So we have good enough historical reasons for celebrating Christmas in the darkness of winter. But I believe we have even better theological reasons for doing so. What I want to argue today is that we need darkness in order to understand Christmas. I want to try to convince you that if we never experience darkness, we will never be able to see the one true light.
Shepherds are supposed to protect the sheep. So what do we do when shepherds say things that incite others to go after the sheep? The question of how to make our communities safe is being asked by city councils and school districts all over the country.
We finished the series on Paul last week, so on Sunday night, I went back to the lectionary and found two choices for the sermon today: this passage in Isaiah about the new creation or one in the Gospel of Luke about the end of the world. At the time, I wasn't sure which one would be most appropriate for a sermon after the election, and I'm still not sure, because a lot of us don't know what just happened or how we got here.

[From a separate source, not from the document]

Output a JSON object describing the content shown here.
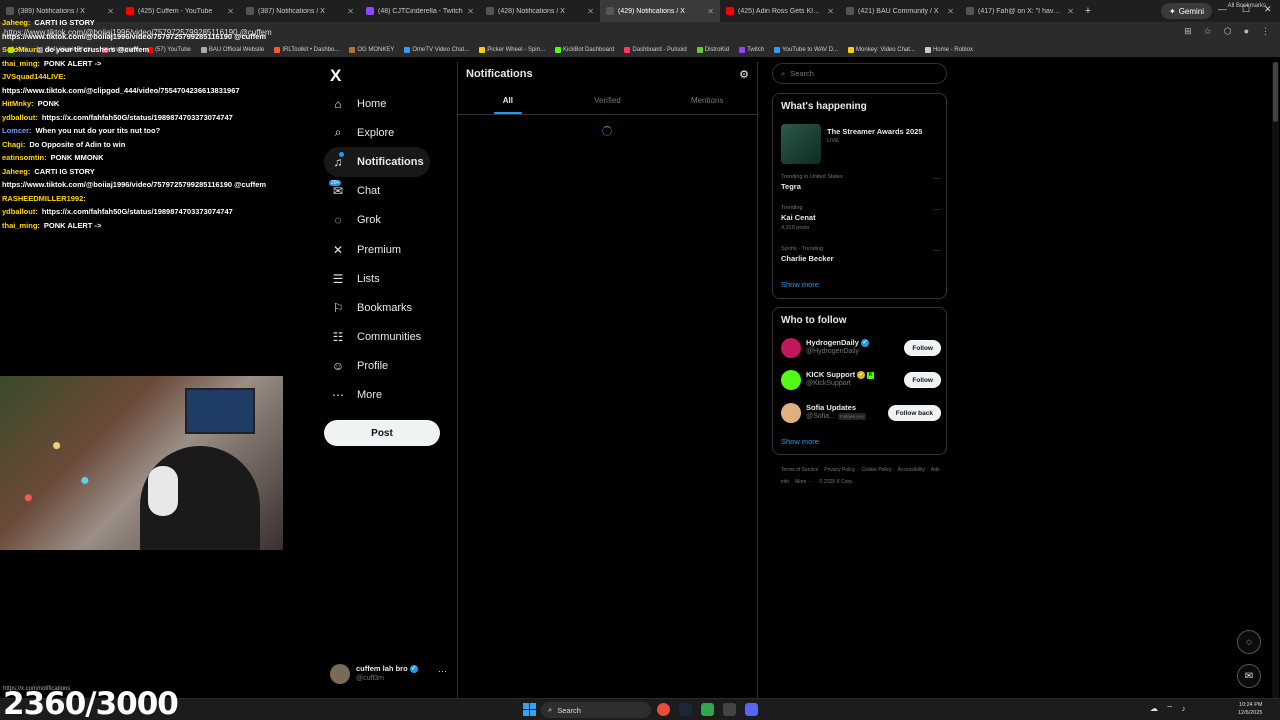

To preach on the politics of Paul, I could launch into a long discussion of the various schools of Christian political philosophy, but I think it will be more helpful if I just tell a story. This is the story of one Christian for whom the politics of Paul was no abstract theory; it was a lived reality. This is the story of Dietrich Bonhoeffer.